==== EXTRACTED INFORMATION ====
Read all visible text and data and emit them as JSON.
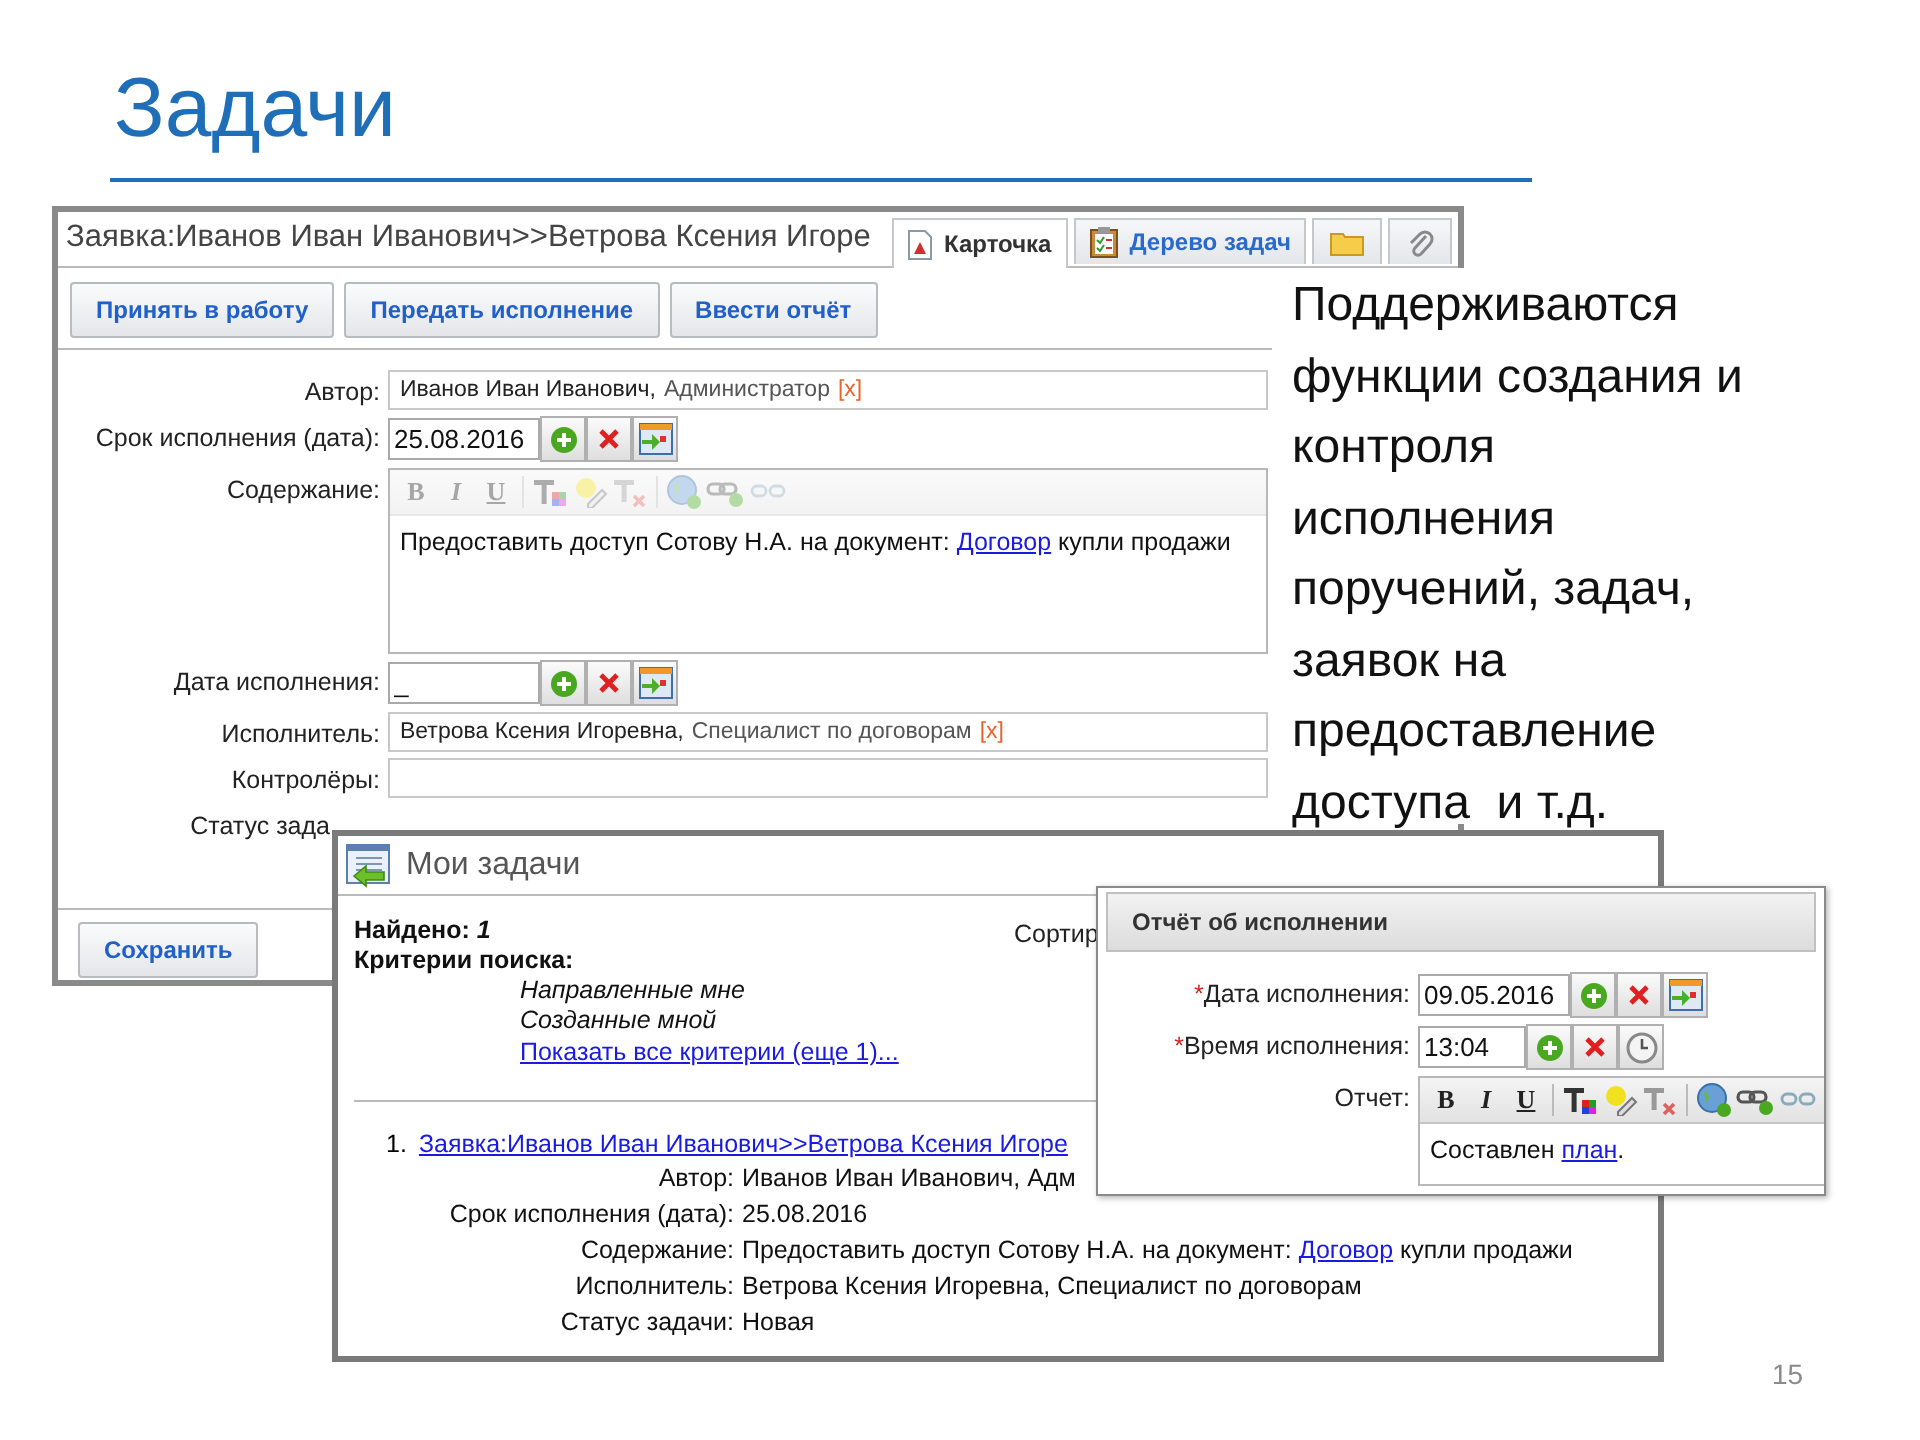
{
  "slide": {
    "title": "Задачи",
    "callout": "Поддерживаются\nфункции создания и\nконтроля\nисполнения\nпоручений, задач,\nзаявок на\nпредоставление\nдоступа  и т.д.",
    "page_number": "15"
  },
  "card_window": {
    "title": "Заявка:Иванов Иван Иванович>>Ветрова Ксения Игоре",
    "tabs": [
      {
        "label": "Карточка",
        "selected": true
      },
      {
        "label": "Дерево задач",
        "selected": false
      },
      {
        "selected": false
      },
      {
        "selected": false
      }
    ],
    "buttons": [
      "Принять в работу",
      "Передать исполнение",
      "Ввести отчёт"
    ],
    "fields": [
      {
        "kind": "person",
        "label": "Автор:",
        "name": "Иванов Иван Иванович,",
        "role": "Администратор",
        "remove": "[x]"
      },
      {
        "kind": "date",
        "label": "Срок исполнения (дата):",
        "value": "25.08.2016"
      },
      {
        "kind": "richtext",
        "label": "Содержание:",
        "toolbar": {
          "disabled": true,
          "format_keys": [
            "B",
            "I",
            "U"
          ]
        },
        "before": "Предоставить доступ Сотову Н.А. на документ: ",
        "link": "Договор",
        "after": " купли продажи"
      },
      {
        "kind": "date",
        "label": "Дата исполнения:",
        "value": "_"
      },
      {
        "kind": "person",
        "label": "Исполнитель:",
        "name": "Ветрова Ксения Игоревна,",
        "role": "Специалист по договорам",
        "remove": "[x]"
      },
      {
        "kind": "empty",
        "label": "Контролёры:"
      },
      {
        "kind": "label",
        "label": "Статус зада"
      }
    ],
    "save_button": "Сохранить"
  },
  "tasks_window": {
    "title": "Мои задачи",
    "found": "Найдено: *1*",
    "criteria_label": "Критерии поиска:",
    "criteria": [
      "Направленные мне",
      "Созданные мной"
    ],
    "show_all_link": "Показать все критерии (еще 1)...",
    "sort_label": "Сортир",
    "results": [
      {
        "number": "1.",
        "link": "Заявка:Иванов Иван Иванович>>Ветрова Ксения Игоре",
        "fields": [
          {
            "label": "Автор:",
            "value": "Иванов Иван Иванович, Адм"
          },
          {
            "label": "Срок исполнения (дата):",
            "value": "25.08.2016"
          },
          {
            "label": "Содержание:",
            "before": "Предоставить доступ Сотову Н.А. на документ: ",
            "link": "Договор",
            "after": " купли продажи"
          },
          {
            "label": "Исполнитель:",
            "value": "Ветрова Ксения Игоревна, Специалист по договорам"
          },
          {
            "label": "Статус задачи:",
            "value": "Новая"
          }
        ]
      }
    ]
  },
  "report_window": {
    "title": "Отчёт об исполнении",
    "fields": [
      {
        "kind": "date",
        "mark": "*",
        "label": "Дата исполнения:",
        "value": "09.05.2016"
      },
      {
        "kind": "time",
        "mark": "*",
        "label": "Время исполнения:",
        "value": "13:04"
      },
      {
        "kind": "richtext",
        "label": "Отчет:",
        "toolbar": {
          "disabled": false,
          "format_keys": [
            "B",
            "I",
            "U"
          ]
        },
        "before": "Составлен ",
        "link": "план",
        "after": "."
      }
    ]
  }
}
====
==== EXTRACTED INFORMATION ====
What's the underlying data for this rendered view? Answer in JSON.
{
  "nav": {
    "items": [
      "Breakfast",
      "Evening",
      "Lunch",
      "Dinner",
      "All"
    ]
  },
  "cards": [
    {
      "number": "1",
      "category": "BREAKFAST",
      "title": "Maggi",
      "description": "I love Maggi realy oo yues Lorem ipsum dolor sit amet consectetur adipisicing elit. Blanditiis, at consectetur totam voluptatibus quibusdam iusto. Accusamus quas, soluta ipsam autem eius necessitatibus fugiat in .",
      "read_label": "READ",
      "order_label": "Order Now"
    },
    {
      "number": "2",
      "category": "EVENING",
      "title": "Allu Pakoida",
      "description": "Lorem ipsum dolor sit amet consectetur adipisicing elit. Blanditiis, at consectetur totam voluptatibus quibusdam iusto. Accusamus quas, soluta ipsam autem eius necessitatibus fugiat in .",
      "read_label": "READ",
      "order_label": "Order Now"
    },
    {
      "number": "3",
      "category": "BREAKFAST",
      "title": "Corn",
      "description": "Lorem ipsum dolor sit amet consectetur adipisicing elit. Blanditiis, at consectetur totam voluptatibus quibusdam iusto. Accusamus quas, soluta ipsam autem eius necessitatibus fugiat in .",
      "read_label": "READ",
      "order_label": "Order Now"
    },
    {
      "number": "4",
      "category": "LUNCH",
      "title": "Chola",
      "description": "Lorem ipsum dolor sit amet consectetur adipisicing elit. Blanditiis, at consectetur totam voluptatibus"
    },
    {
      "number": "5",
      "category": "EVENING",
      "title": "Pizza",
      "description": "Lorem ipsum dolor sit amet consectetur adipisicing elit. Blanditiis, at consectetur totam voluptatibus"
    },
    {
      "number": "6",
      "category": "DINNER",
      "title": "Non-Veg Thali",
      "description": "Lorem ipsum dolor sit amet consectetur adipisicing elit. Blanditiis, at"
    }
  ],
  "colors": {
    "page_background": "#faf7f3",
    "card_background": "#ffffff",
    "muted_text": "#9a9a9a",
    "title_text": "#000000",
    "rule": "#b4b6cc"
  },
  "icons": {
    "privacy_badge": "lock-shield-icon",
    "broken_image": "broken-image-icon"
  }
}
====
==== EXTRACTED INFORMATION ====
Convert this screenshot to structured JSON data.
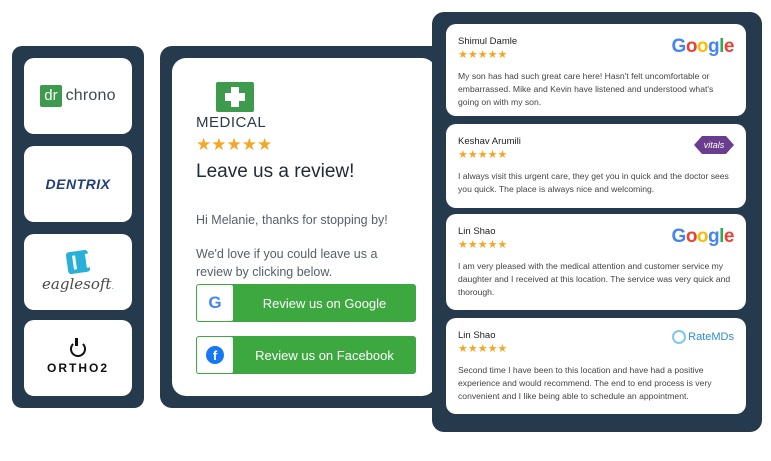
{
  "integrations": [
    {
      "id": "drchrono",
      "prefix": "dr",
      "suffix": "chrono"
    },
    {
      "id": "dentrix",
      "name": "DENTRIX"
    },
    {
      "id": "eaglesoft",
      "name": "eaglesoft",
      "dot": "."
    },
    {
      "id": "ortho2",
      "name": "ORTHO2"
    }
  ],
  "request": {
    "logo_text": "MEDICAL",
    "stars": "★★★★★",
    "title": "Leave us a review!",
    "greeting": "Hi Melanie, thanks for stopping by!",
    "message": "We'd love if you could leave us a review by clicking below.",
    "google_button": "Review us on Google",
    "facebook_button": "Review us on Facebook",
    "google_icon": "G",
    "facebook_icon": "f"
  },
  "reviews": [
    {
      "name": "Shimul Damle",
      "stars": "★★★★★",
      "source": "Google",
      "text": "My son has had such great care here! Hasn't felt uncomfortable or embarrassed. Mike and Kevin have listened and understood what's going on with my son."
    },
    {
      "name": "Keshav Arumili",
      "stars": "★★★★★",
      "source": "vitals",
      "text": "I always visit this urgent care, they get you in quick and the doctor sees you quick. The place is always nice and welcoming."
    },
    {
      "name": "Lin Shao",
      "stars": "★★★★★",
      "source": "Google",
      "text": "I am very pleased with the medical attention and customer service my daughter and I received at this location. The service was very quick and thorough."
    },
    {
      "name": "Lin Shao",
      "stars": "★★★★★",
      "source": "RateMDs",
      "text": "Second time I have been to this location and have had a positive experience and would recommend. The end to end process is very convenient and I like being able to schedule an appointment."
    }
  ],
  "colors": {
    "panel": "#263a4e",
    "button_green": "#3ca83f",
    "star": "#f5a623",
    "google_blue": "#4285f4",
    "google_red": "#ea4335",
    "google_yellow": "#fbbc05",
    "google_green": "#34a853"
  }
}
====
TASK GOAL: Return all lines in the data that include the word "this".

TASK RESULT:
What's the underlying data for this rendered view? Answer in JSON.
Convert this screenshot to structured JSON data.
      "text": "I always visit this urgent care, they get you in quick and the doctor sees you quick. The place is always nice and welcoming."
      "text": "I am very pleased with the medical attention and customer service my daughter and I received at this location. The service was very quick and thorough."
      "text": "Second time I have been to this location and have had a positive experience and would recommend. The end to end process is very convenient and I like being able to schedule an appointment."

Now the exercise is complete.